Much of center-left and center-right rhetoric is currently predicated on the notion that Republicans will come back to their senses after Trump is gone. The Lincoln Project is an explicit attempt to remove Trump and his allies in order to re-empower a supposedly more rational old guard. Biden himself has repeatedly demonstrated his commitment to potentially nominating Republicans to his cabinet and working across the aisle with Republican lawmakers, despite progressive outrage.

But it’s far likelier that Trumpism will in retrospect be the high-point of Republican rationality and responsibility over the next few years or even decades. If Democrats do succeed in winning a 2020 landslide and reversing some of the structural inequalities in American democracy (such as the filibuster, gerrymandering, voter suppression, the electoral college, Senate malapportionment, and the imbalances on the courts), the current version of the GOP will cease to be viable as a national political party.

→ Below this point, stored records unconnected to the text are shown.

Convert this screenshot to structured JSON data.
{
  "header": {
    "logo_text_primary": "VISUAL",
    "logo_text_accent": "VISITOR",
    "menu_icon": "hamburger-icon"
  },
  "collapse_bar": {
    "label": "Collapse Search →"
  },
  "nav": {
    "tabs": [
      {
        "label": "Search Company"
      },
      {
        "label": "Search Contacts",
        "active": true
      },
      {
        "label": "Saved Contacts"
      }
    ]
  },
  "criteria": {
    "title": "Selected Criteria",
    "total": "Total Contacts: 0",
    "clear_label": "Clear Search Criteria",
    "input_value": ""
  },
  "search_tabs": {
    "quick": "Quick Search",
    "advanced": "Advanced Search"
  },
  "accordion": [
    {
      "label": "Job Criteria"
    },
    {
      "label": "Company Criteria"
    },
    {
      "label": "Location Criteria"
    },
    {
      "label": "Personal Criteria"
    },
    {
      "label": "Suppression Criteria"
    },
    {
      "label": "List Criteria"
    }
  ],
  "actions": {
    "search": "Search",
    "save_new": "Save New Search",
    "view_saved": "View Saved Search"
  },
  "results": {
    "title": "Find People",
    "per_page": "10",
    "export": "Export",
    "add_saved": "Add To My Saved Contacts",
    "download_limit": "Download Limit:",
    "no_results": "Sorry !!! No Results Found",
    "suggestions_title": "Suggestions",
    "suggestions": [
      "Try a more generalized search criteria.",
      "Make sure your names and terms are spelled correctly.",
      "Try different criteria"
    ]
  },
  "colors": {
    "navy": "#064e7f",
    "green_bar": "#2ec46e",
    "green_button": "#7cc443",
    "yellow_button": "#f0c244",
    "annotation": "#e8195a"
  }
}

But base Republican voters who adore Trump and who are increasingly aligned with QAnon-style beliefs aren’t going to change their views just because party leaders who can read polling want them to. That’s how Trump won the 2016 nomination in the first place, despite the post-2012 autopsy urging Republicans to do more to attract young voters and voters of color. Nor will the incentives of Fox News and AM Radio change in a Biden, Harris or Ocasio-Cortez presidency: Rupert Murdoch does not require Republican to win elections for Fox News to make a profit. All Fox News and ClearChannel need is a dedicated, furious and fanatical audience eager to buy pillows, guns and reverse mortgages. And it has become shockingly obvious that Fox News is not the media arm of the Republican Party, but rather that the Republican Party is the legislative arm of Fox News. Tucker Carlson is likelier to become the 2024 GOP nominee than Tom Cotton, Tom Cotton likelier than Nikki Haley, and Nikki Haley likelier than, say, Massachusetts governor Charlie Baker.

A Fox News base that is suddenly locked out of power and threatened with the loss of anti-democratic apartheid affirmative action in government will only become more dangerously conspiratorial, not less. And Democrats would be foolish to assume otherwise.

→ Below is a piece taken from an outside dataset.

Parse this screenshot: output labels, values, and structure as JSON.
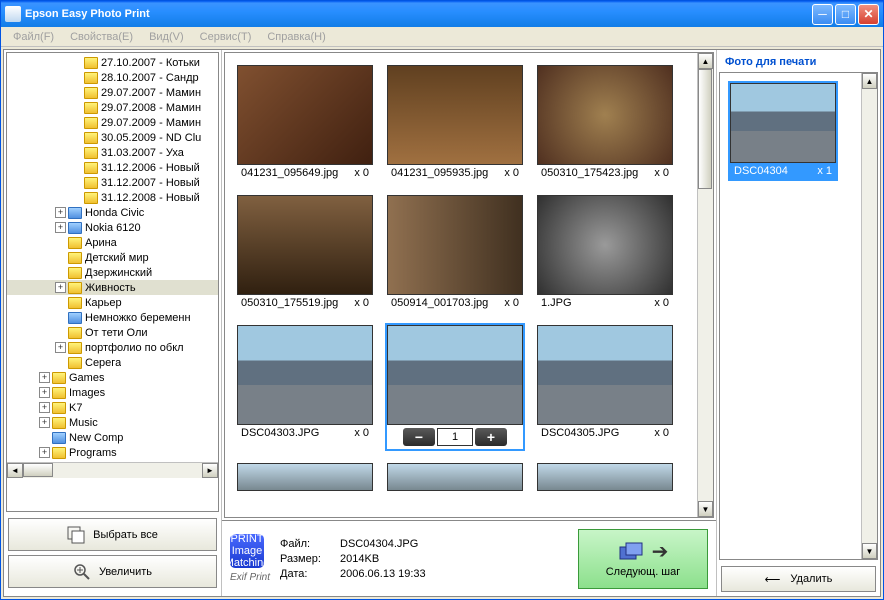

David Atkins

Follow David on Twitter @DavidOAtkins. David Atkins is a writer, activist and research professional living in Santa Barbara. He is a contributor to the Washington Monthly's Political Animal and president of The Pollux Group, a qualitative research firm.